I shall count that as some recompense for my failings.




Projects ‘X’ & ‘Y’….

… have continued to take up most of my time so car stuff that’s involved me – even going out for a spin – has been a bit thin on the ground. Fortunately, not everyone has been so unproductive.

Climax?Austin gearbox adaptor plate

Leon has fashioned this adapter plate so that his Coventry Climax engine will take an Austin 7 starter motor…

Austin 7 starter motor

.. and gearbox.

Coventry Climax/A7 gearbox

I’m not sure of all the technical details but I know a new flange had to be welded onto the flywheel and the assembly balanced. I believe the final version of the adapter plate will be a bit thicker than the one shown. I don’t know what’s had to be done to the bell-housing but, watch this space.
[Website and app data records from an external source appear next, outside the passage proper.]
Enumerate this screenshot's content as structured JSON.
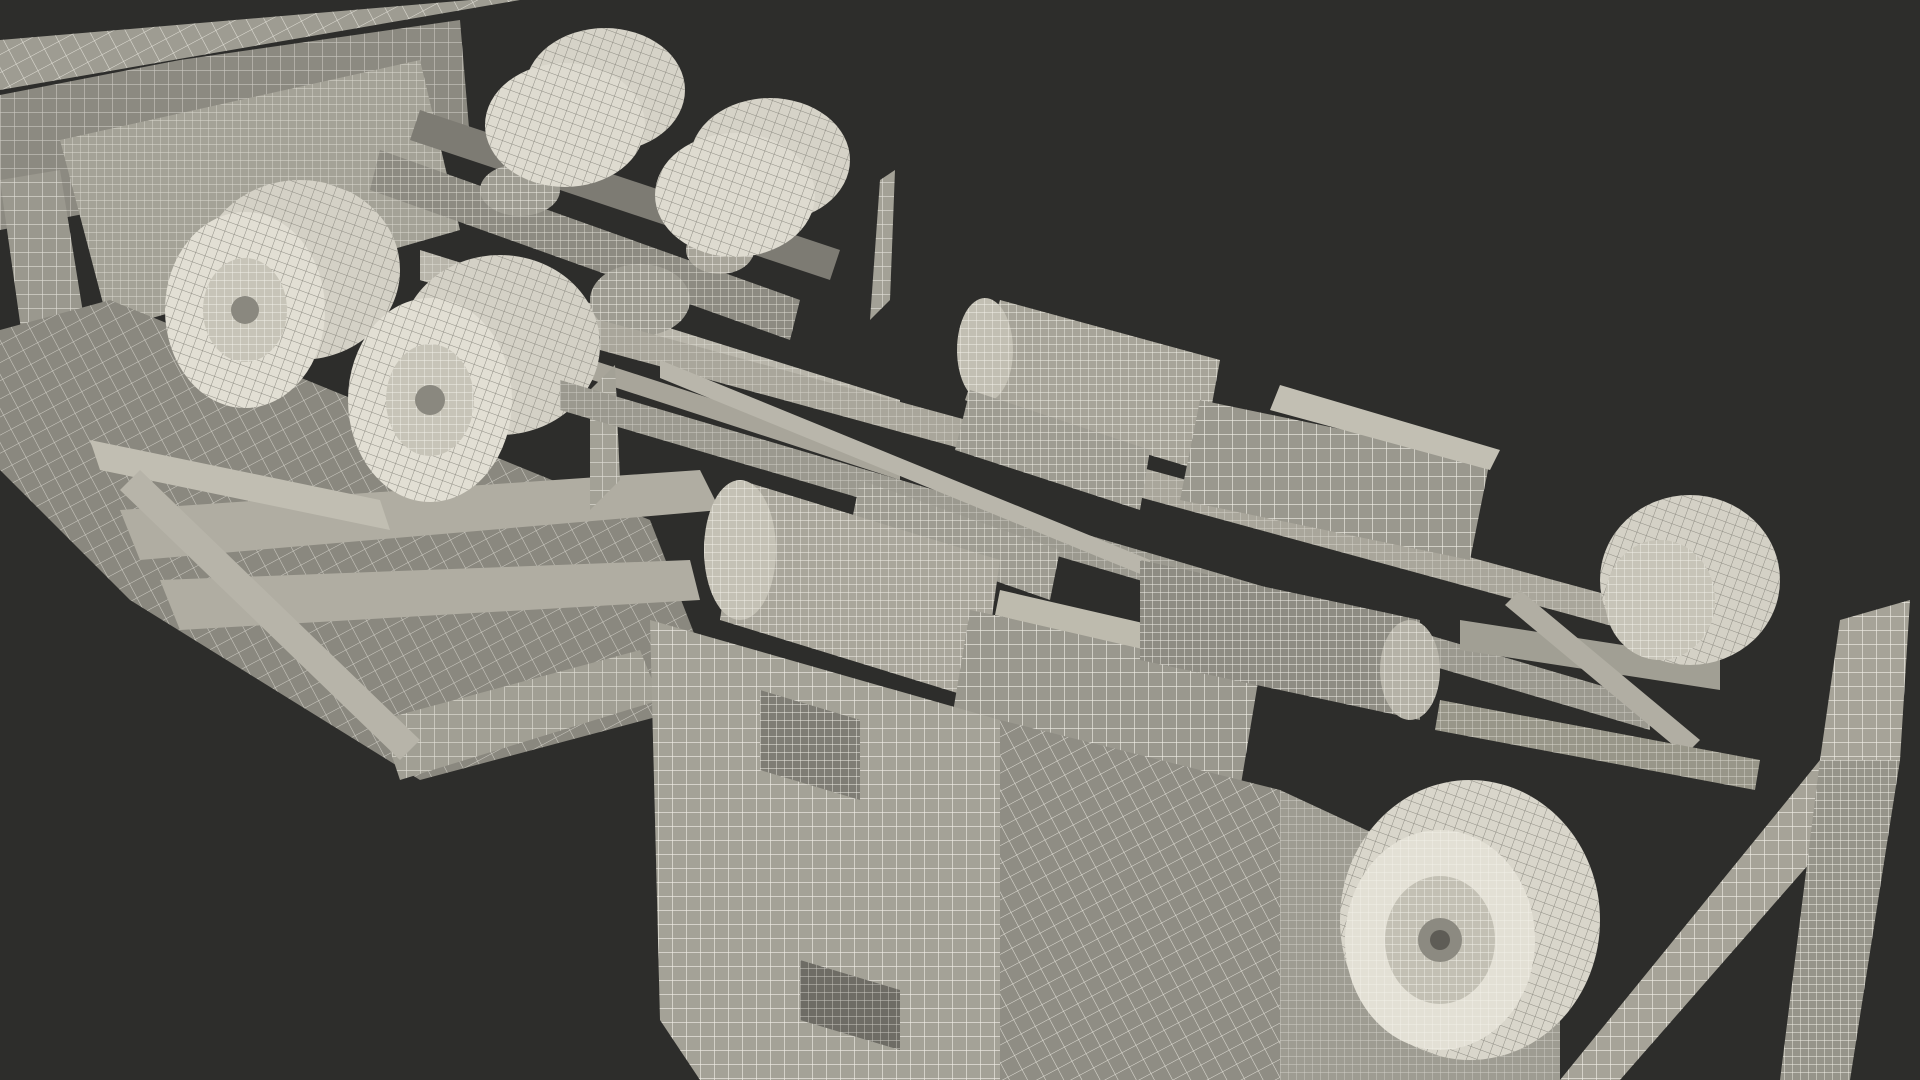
{
  "scene": {
    "subject": "truck-chassis-wireframe-underside",
    "colors": {
      "background": "#2d2d2b",
      "surface": "#a19f94",
      "surface_dark": "#77756c",
      "surface_light": "#c9c6ba",
      "tire": "#dddacf",
      "wire": "#f2f0e8",
      "shadow": "#4f4e48"
    }
  }
}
The Great Collector is busy with the bonnet of his Vulcan at the moment and you’d have thought that was enough to keep a chap happy, but you’d be wrong. A 1928 Alvis TG 12/50 has appeared on the ramp…

Alvis 12/60

… and someone’s going round with a sheepish grin on his face!

1906 Rover gearlever

My efforts have been concentrated on replicating the gear lever for a chum’s 1906 Rover. I’ve got to apply a bit of heat to bend the stick in the right places and then fabricate the handbrake and some of the bits that make up the quadrant.

Rover quadrant

The main bit of the quadrant is going to be re-cast from an original which is in very good condition..

Rover quadrant.. and I’ve worked out that these are the bits I need to fabricate to complete the assembly along with the spring-loaded twink that is the ratchet on the handbrake. That should keep me occupied for the next few evenings and distract me from the other projects. I’ve been using a very simple CAD programme to draw up various general arrangements but, unless you’re doing that sort of thing on a daily basis, I find it’s always a lot quicker to pick up a pencil and paper – I couldn’t even begin to generate a drawing with a CAD system like the one above.

I can never remember which axis is ‘X’ or ‘Y’ for a start.